• If there's room for it in the device, I would suggest using a larger part with a higher thermal mass, perhaps something in SOT-223 or even DPAK. It's thermal mass that matters here; the time scale is too short for heatsinking to make any difference. This is what you were getting at, I think, when you mentioned an oversized FET. Commented Feb 6, 2022 at 17:07
• @Hearth yes, it's the thermal mass of the silicon die that will save the day and, as I said and you said, external heatsinking won't prevent thermal runaway. Commented Feb 6, 2022 at 17:09
• Yeah--I know I repeated some of what you'd already said, but I wanted to expand on it a bit. Commented Feb 6, 2022 at 17:16
• Thank you for this answer- that article from Analog is helpful reading. If I do end up using a discrete MOSFET, I think I'll try and look for a beefier one than SOT-23. Haven't quite got the room for SOT-223, but a nice power 3.3x3.3 or 5x6 DFN package would fit the bill I think. Commented Feb 6, 2022 at 20:52
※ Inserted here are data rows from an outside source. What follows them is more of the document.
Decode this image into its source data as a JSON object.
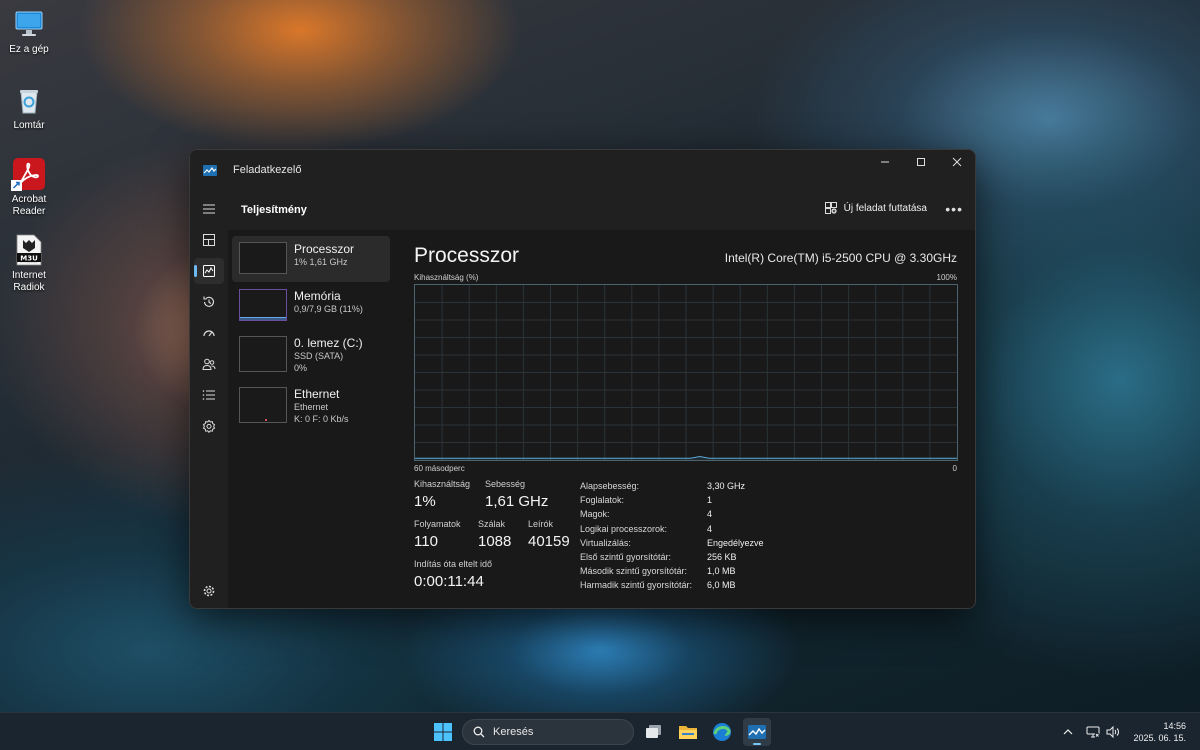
{
  "desktop": {
    "icons": [
      {
        "label": "Ez a gép",
        "icon": "monitor-icon"
      },
      {
        "label": "Lomtár",
        "icon": "recycle-bin-icon"
      },
      {
        "label": "Acrobat Reader",
        "icon": "acrobat-icon"
      },
      {
        "label": "Internet Radiok",
        "icon": "m3u-file-icon",
        "badge": "M3U"
      }
    ]
  },
  "window": {
    "title": "Feladatkezelő",
    "page_title": "Teljesítmény",
    "run_task_label": "Új feladat futtatása",
    "more_label": "•••",
    "sidebar_items": [
      {
        "name": "Processzor",
        "sub1": "1% 1,61 GHz",
        "sub2": ""
      },
      {
        "name": "Memória",
        "sub1": "0,9/7,9 GB (11%)",
        "sub2": ""
      },
      {
        "name": "0. lemez (C:)",
        "sub1": "SSD (SATA)",
        "sub2": "0%"
      },
      {
        "name": "Ethernet",
        "sub1": "Ethernet",
        "sub2": "K: 0 F: 0 Kb/s"
      }
    ],
    "main": {
      "title": "Processzor",
      "cpu_name": "Intel(R) Core(TM) i5-2500 CPU @ 3.30GHz",
      "graph_label_top_left": "Kihasználtság (%)",
      "graph_label_top_right": "100%",
      "graph_label_bottom_left": "60 másodperc",
      "graph_label_bottom_right": "0",
      "cpu_usage_history_percent": [
        1,
        1,
        1,
        1,
        1,
        1,
        1,
        1,
        1,
        1,
        1,
        1,
        1,
        1,
        1,
        1,
        1,
        1,
        1,
        1,
        1,
        1,
        1,
        1,
        1,
        1,
        1,
        1,
        1,
        1,
        1,
        2,
        1,
        1,
        1,
        1,
        1,
        1,
        1,
        1,
        1,
        1,
        1,
        1,
        1,
        1,
        1,
        1,
        1,
        1,
        1,
        1,
        1,
        1,
        1,
        1,
        1,
        1,
        1,
        1
      ],
      "stats": {
        "usage_label": "Kihasználtság",
        "usage_value": "1%",
        "speed_label": "Sebesség",
        "speed_value": "1,61 GHz",
        "processes_label": "Folyamatok",
        "processes_value": "110",
        "threads_label": "Szálak",
        "threads_value": "1088",
        "handles_label": "Leírók",
        "handles_value": "40159",
        "uptime_label": "Indítás óta eltelt idő",
        "uptime_value": "0:00:11:44"
      },
      "details": [
        {
          "k": "Alapsebesség:",
          "v": "3,30 GHz"
        },
        {
          "k": "Foglalatok:",
          "v": "1"
        },
        {
          "k": "Magok:",
          "v": "4"
        },
        {
          "k": "Logikai processzorok:",
          "v": "4"
        },
        {
          "k": "Virtualizálás:",
          "v": "Engedélyezve"
        },
        {
          "k": "Első szintű gyorsítótár:",
          "v": "256 KB"
        },
        {
          "k": "Második szintű gyorsítótár:",
          "v": "1,0 MB"
        },
        {
          "k": "Harmadik szintű gyorsítótár:",
          "v": "6,0 MB"
        }
      ]
    }
  },
  "taskbar": {
    "search_placeholder": "Keresés",
    "time": "14:56",
    "date": "2025. 06. 15."
  },
  "colors": {
    "accent": "#6cb8f0",
    "graph_line": "#5aa9d6",
    "window_bg": "#1c1c1c"
  }
}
Andy's answer already addresses whether or not this circuit would work, but I'd like to draw your attention to something you may not know existed: the inrush current limiter. It's a part designed for exactly the purpose you need, and they don't cost very much money (this one for instance is \$0.40 in single quantity).

What it is is just an NTC thermistor designed for relatively high continuous current (I'm not certain, but I suspect they may have some thermal insulation too); you put it in series with your load, and at room temperature it has a resistance of a few ohms, which prevents too much current from flowing, but as it heats itself up, its resistance drops.

This solution will result in a little more wasted power than a MOSFET with sufficiently low Rds,on, but it's also more foolproof, so it's up to you which way you want to go. It may also result in too much voltage drop for a 5 V circuit; ICLs are more often used on mains-voltage devices.